In a brutal welterweight war of attrition, a counter right hand from Marquez (55-6-1, 40 KOs) sent Pacquiao (54-5-2, 38 KOs), into the canvas face-first and emphatically put an exclamation point on their fourth fight after failing three times to edge the Filipino in the past. The official time was 2:59.
“We knew he was going to come out aggressive,” Marquez said. “We knew we had to capitalize on that. The last three rounds, I thought Pacquiao was coming to knock me out, and I knew I could knock him down. I landed the perfect punch.”
Pacquiao, 147, had outworked Marquez, 143, in the first two rounds, but the Mexican responded in the third with a massive overhand right that sent Pacquiao careening to the canvas. Though Pacquiao recovered, Marquez had seemed to gain the momentum.
Of course, the perpetual ebb and flow between the two combatants would continue in the fifth round, as Pacquiao decked Marquez with a straight left hand as they exchanged. Marquez would rise to his feet, and although Pacquiao would subsequently take a lead in the sixth, the end would come swiftly and viciously.
Moments before the bell, Pacquiao flicked his right jab out and Marquez snuck a straight right hand through the guard that would put the Filipino down for good, as the arena was inundated with jubilant roars and desperate cries depending on the fans’ respective contingents.
Referee Kenny Bayless signaled for the fight to end as it was apparent Pacquiao would be unable to beat the count. Pacquiao remained on the canvas for about a minute but eventually came to his senses and was healthy enough to do a postfight interview.
“I got hit by a punch I didn’t see,” said Pacquiao, who had no plans to retire.
Judges Adalaide Byrd, Steve Weisfeld, and John Keane all had Pacquiao ahead 47-46 at the time of the stoppage. Pacquiao’s trainer, Freddie Roach, reflected on his charge’s first knockout loss since 1999, when the Filipino was a 112-pound flyweight.

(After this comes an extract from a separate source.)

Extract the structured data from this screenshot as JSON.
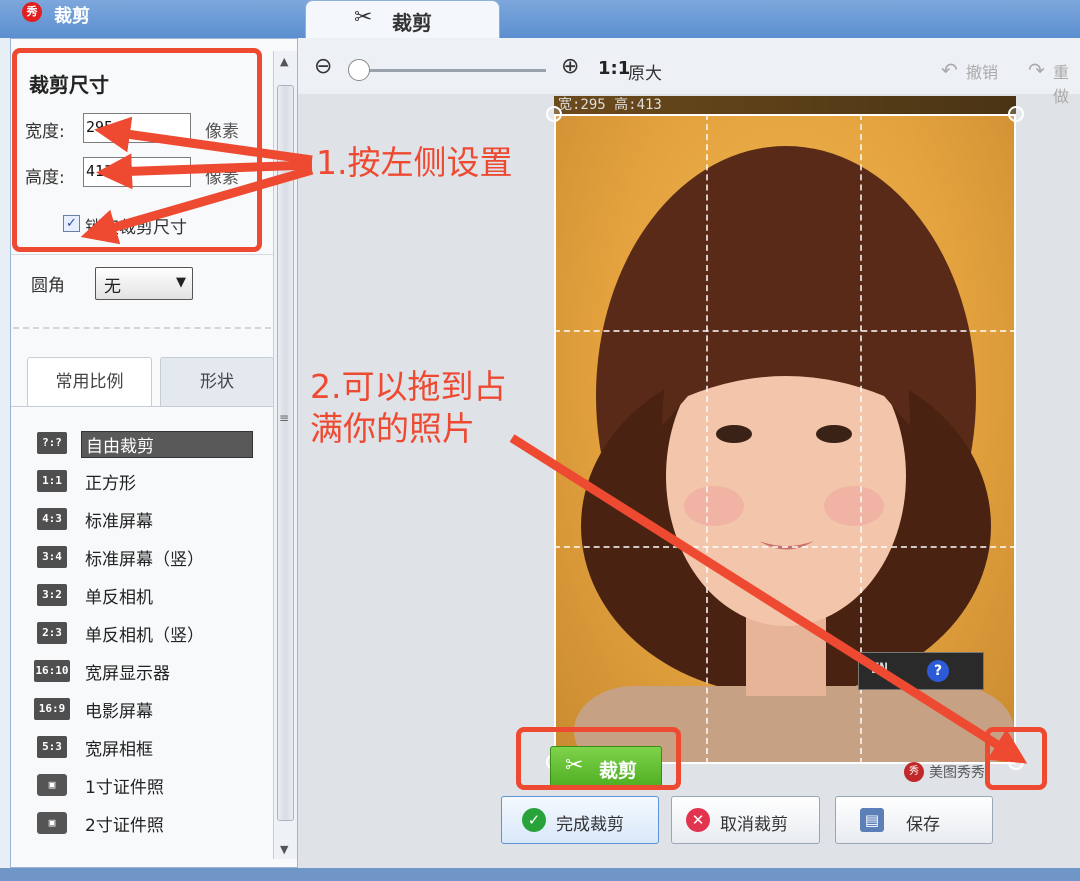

“Manny came back and was in charge,” Roach said. “He just got a little too careless and he was hurting Marquez.”
Heading into the bout, whispers surfaced regarding Pacquiao’s flagging commitment to boxing. Between his political ambitions as a congressman to arriving in his Hollywood training camp two weeks late, the Filipino’s extracurricular pursuits were magnified considering his last two outings were subpar by his standards.
Many ringside observers scored Pacquiao’s third fight with Marquez in November 2011 in favor of his Mexican foe. Then six months ago, the “Pac-Man” lost a highly disputed split decision to Timothy Bradley that left the boxing world wondering if Pacquiao’s prime had expired.
Marquez solidified those qualms into stone as he not only defeated his longtime tormentor, he entered himself into the discussion of greatest Mexican fighter ever alongside the legendary Julio Cesar Chavez.
At Friday’s weigh-in, the 39-year-old unveiled a chiseled physique, crediting his new appearance to strength and conditioning coach Angel Hernandez. After a draw and two consecutive decision losses to Pacquiao over the past eight years, the new-look Marquez has rejuvenated his career and opened the door to further pay-per-view possibilities.
Bob Arum of Top Rank, who promotes both fighters, has stated that former lightweight titleholder Brandon Rios would be in the mix to fight the winner next in the spring of 2013. However, following a likely Fight of the Year candidate, a fifth encounter between Pacquiao and Marquez might be in the cards.
“Fifth fight? Why not?” promoter Bob Arum asked aloud. “Have you seen a more exciting fight in years?”
Pacquiao – 94/256 (37%)
Marquez – 52/246 (21%)
Pacquiao – 68/148 (46%)
Marquez – 41/150 (27%)
Pacquiao – 26/108 (24%)
Marquez – 11/96 (11%)